__TASK STATEMENT__: Set the records down once more so that they match the source word for word.
[Opening SUPPLIED DATA section]
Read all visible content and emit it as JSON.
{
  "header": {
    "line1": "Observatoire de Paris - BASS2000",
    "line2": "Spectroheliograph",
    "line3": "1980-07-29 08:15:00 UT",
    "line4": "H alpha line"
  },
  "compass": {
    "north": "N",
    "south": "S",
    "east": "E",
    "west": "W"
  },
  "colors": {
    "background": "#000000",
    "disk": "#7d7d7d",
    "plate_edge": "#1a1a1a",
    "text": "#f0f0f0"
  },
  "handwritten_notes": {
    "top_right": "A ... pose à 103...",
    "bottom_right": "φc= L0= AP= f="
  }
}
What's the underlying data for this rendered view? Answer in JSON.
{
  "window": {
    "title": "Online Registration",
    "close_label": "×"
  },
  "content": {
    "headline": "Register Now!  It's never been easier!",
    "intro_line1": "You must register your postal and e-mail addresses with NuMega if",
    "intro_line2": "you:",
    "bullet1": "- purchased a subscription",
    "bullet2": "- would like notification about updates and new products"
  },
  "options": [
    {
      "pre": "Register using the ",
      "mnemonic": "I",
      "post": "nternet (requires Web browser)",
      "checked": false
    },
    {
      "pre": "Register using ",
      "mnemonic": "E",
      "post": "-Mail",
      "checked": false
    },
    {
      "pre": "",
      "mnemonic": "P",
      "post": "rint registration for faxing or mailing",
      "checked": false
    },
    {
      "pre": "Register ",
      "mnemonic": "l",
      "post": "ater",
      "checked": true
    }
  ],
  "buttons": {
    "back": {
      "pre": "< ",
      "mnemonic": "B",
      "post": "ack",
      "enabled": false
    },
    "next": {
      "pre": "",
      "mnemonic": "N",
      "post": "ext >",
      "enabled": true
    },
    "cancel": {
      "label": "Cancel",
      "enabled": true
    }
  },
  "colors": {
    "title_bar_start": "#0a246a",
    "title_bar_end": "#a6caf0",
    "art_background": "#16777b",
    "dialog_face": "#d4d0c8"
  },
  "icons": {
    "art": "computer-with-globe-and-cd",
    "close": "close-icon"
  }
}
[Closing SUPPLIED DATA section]
__OUTPUT OF THE EXERCISE__:
Read all visible content and emit it as JSON.
{
  "header": {
    "line1": "Observatoire de Paris - BASS2000",
    "line2": "Spectroheliograph",
    "line3": "1980-07-29 08:15:00 UT",
    "line4": "H alpha line"
  },
  "compass": {
    "north": "N",
    "south": "S",
    "east": "E",
    "west": "W"
  },
  "colors": {
    "background": "#000000",
    "disk": "#7d7d7d",
    "plate_edge": "#1a1a1a",
    "text": "#f0f0f0"
  },
  "handwritten_notes": {
    "top_right": "A ... pose à 103...",
    "bottom_right": "φc= L0= AP= f="
  }
}
What's the underlying data for this rendered view? Answer in JSON.
{
  "window": {
    "title": "Online Registration",
    "close_label": "×"
  },
  "content": {
    "headline": "Register Now!  It's never been easier!",
    "intro_line1": "You must register your postal and e-mail addresses with NuMega if",
    "intro_line2": "you:",
    "bullet1": "- purchased a subscription",
    "bullet2": "- would like notification about updates and new products"
  },
  "options": [
    {
      "pre": "Register using the ",
      "mnemonic": "I",
      "post": "nternet (requires Web browser)",
      "checked": false
    },
    {
      "pre": "Register using ",
      "mnemonic": "E",
      "post": "-Mail",
      "checked": false
    },
    {
      "pre": "",
      "mnemonic": "P",
      "post": "rint registration for faxing or mailing",
      "checked": false
    },
    {
      "pre": "Register ",
      "mnemonic": "l",
      "post": "ater",
      "checked": true
    }
  ],
  "buttons": {
    "back": {
      "pre": "< ",
      "mnemonic": "B",
      "post": "ack",
      "enabled": false
    },
    "next": {
      "pre": "",
      "mnemonic": "N",
      "post": "ext >",
      "enabled": true
    },
    "cancel": {
      "label": "Cancel",
      "enabled": true
    }
  },
  "colors": {
    "title_bar_start": "#0a246a",
    "title_bar_end": "#a6caf0",
    "art_background": "#16777b",
    "dialog_face": "#d4d0c8"
  },
  "icons": {
    "art": "computer-with-globe-and-cd",
    "close": "close-icon"
  }
}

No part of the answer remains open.